When we have these kind of expectations and very rigid ideas of things then we ourselves are rigid. When something happens, even a great opportunity that's contrary to our view of what we wanted to happen, and what we planned to happen, or what we thought should happen, then we have a hard time changing direction or adjusting.

We don't like to have to adjust to changing circumstances. And of course, if you're in this grand cosmic improvisational play and you don't like circumstances to change and you don't like having to adjust, you are in big trubs. [laughs]

If you always want a rule to follow and you want things to always go a certain way, you are in big trouble because that is simply not how reality operates.

So either you're going to live in this very brittle, rigid way, constantly trying to enforce your rules, or you're just going to suffer all the time. I mean, they're both suffering, but you're going to always feel anxious and destabilized because nothing is following along with you. It just doesn't work that way.

And when we live without expectations, we can be really flexible. When something changes, we can just go with it because we didn't have any expectations to begin with.

The only thing we can really expect is that if we lose—you know through doing sadhana we destroy some of these obscurations to our senses and our mind so that we can engage with the freshness of reality more—what we can expect is that it will be magical and interesting. That's about it, right? And I think that's a lot.

But many of us opt for some sort of fake safety rather than for magic and improvisation because we have these attachments to things being a certain way and people being a certain way and us achieving a certain thing.

Our death grip on these expectations causes tremendous staleness to enter into our life and makes us unable to adapt freely.

A lot of the freedom that we experience when we do destroy some of these obscurations is the freedom to adapt, the freedom to go along with life in a playful way, to adapt playfully, to not be anxious about every change that happens, to be able to feel what's happening and basically dance with it. That's a large part of the freedom that we experience.

I was really strongly reminded of that and also feeling some sense of—I have no idea why I had so few expectations. How did that happen? What a great thing, right?

And then that definitely allows you to just feel how you're being guided, how truly alive and intelligent everything is, and how you get responded to when you open.

When you do manage to get rid of some of these obscurations through your own diligence and courage and sincerity, I get reminded over and over again that doors just get flung open that you didn't even know were there.

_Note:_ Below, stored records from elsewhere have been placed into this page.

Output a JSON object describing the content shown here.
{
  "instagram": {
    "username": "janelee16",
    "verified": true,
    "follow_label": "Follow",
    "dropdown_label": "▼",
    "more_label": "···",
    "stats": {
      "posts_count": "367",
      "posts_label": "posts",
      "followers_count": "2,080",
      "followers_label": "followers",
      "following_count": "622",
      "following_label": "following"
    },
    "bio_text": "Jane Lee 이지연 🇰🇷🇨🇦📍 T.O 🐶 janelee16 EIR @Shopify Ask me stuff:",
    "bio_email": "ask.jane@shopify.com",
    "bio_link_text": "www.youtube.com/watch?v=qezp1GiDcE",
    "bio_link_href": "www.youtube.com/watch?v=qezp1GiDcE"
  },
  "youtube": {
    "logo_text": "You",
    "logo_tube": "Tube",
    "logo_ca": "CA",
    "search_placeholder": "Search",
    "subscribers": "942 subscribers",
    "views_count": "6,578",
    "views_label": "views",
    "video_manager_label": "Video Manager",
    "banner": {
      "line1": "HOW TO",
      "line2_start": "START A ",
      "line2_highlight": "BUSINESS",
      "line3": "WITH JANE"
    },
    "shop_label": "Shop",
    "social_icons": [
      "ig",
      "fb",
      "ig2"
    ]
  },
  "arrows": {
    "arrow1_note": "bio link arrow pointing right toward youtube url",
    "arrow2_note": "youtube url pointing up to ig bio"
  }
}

Satsang with Shambhavi is a weekly podcast about spirituality, love, death, devotion and waking up while living in a messy world.